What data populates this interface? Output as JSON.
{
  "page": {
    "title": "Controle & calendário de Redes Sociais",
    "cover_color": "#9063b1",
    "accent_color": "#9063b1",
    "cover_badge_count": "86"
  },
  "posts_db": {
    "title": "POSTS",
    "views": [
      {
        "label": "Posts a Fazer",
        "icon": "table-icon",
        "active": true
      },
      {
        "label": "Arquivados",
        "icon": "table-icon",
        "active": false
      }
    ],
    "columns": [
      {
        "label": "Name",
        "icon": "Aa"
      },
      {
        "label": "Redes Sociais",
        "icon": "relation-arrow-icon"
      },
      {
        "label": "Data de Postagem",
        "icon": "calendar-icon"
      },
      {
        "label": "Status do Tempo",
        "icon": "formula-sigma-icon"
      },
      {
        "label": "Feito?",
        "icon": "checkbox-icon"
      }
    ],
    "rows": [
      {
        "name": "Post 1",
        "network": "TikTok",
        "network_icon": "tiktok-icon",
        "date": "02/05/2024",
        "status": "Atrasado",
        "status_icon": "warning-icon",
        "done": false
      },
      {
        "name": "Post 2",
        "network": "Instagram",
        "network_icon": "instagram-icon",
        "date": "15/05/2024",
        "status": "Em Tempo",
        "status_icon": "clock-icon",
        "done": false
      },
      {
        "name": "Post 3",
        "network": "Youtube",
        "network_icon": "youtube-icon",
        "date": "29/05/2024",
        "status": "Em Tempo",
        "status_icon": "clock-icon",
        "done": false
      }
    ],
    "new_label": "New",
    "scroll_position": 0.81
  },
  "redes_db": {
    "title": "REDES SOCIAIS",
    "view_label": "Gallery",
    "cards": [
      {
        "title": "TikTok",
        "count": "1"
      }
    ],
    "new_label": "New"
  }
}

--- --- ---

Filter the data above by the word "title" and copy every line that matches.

**Response**.
    "title": "Controle & calendário de Redes Sociais",
    "title": "POSTS",
    "title": "REDES SOCIAIS",
        "title": "TikTok",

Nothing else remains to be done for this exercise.